▼▼▼

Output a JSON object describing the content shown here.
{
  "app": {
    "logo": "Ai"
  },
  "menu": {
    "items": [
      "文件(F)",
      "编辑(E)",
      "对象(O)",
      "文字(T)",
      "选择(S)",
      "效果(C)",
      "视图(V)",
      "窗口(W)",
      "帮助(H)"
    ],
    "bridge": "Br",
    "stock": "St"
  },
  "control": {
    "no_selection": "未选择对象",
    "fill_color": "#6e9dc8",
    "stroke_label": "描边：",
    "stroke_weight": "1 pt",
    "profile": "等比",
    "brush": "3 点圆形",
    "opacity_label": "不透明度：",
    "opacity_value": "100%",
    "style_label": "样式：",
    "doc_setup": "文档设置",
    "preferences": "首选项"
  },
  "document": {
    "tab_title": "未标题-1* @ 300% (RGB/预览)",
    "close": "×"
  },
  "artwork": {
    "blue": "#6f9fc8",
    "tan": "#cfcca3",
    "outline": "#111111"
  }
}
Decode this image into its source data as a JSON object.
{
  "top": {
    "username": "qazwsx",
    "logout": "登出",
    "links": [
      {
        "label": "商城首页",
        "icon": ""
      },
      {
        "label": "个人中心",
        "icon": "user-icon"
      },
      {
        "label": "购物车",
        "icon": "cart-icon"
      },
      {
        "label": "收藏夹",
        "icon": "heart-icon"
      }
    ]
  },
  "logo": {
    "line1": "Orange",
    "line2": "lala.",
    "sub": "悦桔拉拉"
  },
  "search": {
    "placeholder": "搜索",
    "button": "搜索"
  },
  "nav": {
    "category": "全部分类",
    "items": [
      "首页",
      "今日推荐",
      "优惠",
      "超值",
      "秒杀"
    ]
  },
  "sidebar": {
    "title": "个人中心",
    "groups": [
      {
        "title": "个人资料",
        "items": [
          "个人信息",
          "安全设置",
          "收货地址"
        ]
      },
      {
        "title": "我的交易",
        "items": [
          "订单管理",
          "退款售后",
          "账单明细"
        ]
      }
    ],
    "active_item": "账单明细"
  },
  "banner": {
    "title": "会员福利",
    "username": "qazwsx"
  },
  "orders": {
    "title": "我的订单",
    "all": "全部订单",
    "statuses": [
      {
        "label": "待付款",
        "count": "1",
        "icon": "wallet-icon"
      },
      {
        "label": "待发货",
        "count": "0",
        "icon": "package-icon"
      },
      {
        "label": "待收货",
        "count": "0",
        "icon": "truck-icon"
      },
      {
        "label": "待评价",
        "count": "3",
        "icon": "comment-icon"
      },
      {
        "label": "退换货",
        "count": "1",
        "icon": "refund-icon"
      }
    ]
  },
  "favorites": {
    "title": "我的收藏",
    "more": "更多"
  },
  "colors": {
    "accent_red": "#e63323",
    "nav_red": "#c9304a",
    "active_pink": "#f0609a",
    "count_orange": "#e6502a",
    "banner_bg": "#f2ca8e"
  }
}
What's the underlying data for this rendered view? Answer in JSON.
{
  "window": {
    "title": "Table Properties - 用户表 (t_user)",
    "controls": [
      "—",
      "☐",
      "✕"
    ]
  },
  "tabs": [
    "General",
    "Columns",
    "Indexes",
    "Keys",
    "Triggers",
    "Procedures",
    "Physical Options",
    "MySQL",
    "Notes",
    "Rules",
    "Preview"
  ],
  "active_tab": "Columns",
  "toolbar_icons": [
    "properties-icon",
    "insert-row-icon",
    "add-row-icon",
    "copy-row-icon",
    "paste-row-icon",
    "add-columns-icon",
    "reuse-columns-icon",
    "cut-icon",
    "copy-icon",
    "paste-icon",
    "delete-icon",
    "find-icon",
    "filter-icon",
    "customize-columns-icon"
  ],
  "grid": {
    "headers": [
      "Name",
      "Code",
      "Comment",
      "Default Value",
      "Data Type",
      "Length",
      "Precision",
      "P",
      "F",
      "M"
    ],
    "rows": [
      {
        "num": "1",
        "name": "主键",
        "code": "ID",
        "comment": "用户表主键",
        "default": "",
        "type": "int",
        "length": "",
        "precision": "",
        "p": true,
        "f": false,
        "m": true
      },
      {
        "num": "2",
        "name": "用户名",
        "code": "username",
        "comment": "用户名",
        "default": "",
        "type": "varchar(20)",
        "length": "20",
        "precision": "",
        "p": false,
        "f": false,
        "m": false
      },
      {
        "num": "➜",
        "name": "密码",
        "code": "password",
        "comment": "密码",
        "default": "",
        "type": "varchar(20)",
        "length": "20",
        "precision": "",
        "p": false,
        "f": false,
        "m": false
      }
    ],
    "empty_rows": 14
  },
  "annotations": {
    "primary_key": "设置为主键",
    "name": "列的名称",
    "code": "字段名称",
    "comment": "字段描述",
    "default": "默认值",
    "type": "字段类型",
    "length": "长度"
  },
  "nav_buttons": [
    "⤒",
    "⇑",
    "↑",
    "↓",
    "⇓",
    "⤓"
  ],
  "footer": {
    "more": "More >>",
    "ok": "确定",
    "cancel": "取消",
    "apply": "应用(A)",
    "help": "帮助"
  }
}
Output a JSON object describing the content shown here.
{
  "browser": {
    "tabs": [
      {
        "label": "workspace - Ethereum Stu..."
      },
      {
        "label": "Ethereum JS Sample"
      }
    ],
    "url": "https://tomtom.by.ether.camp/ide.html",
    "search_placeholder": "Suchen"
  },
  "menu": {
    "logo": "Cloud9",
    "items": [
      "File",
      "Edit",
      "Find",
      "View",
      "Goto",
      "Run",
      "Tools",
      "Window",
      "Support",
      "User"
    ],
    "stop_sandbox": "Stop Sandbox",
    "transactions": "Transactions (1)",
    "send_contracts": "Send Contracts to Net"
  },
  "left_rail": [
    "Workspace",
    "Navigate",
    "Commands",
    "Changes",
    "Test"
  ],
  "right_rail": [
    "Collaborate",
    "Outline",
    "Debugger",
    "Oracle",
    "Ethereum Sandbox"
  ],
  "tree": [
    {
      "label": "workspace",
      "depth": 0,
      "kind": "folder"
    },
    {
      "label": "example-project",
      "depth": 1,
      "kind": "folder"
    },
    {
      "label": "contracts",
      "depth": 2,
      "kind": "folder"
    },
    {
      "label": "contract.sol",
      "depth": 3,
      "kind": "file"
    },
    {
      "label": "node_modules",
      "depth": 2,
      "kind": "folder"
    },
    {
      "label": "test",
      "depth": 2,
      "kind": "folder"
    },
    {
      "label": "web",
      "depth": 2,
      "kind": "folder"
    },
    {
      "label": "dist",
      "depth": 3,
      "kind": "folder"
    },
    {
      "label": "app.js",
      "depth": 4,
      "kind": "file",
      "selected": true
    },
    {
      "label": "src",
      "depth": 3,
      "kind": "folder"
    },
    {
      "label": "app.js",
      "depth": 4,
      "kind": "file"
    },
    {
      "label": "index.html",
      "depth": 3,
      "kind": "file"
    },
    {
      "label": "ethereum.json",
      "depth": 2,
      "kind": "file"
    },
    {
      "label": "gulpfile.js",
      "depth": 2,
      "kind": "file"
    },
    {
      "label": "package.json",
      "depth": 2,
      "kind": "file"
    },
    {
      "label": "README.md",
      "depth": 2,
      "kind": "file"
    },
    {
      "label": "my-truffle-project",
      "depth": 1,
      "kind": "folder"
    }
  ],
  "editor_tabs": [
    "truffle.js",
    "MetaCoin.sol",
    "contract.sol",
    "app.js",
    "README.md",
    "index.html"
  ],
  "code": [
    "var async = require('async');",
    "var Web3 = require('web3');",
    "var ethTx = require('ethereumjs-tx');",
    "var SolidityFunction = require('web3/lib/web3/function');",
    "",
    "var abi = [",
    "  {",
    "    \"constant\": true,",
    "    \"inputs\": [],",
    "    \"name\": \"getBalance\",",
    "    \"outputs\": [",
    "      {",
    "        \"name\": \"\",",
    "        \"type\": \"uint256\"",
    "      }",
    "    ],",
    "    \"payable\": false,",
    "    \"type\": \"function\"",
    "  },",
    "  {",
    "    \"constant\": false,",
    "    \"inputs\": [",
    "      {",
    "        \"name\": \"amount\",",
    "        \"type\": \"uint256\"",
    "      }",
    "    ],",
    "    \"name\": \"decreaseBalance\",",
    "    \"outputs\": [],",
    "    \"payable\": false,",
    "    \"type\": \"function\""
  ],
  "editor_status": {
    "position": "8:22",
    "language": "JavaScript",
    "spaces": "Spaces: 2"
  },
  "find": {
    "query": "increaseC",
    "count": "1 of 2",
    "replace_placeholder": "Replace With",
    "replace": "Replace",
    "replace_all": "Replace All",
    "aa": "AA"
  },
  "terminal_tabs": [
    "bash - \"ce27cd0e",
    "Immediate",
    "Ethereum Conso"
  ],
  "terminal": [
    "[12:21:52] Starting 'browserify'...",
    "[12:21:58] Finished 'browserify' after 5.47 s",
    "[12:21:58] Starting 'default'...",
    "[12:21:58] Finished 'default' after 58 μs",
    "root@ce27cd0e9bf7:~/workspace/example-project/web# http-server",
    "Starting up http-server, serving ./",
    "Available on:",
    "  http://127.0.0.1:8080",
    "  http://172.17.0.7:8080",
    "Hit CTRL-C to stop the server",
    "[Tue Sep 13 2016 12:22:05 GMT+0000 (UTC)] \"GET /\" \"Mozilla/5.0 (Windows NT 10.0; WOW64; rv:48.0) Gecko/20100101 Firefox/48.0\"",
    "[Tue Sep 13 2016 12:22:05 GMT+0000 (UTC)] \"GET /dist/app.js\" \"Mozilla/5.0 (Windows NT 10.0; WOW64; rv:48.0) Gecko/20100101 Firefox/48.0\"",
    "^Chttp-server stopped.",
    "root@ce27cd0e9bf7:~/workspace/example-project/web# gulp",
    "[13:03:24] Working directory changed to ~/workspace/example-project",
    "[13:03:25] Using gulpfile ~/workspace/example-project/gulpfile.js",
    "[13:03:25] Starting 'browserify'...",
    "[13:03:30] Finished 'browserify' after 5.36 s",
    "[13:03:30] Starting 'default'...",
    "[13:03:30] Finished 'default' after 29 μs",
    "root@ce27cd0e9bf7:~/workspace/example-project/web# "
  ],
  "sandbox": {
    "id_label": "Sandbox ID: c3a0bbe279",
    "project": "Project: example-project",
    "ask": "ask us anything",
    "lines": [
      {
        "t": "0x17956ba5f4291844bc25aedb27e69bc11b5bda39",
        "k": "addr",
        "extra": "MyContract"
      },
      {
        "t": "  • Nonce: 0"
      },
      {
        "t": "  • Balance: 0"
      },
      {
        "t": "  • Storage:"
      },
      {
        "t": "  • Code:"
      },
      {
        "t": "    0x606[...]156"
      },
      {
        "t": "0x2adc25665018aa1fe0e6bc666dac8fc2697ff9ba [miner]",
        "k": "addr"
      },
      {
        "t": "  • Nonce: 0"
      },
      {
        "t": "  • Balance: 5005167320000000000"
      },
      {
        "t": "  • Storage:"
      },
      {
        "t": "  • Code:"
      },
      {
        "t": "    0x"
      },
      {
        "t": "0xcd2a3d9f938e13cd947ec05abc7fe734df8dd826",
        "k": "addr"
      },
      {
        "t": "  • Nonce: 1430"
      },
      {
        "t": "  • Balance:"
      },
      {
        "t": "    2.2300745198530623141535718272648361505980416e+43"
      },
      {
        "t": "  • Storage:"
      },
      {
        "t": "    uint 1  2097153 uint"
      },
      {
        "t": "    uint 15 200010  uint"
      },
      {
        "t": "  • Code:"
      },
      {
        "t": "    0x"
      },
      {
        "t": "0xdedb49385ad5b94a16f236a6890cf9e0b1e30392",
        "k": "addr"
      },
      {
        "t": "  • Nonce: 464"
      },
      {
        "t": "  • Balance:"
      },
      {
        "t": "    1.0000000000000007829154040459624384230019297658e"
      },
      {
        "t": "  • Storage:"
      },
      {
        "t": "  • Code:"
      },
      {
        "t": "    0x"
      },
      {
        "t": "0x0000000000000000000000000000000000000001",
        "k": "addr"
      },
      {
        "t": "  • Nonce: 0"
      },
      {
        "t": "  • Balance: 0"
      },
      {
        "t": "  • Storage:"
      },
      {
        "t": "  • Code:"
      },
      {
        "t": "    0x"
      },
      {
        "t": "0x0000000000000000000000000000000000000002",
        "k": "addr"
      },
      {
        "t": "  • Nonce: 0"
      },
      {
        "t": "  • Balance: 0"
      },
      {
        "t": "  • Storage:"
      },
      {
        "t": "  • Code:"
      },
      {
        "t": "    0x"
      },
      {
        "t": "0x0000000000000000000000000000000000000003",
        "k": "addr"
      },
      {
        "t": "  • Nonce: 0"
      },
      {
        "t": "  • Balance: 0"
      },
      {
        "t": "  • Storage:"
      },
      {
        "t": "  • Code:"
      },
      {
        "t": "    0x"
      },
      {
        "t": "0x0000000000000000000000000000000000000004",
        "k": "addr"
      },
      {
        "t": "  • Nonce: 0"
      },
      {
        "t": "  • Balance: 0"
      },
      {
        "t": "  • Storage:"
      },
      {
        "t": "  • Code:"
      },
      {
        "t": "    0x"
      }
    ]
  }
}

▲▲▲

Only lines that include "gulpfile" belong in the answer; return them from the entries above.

Output for this task =>
      "label": "gulpfile.js",
    "[13:03:25] Using gulpfile ~/workspace/example-project/gulpfile.js",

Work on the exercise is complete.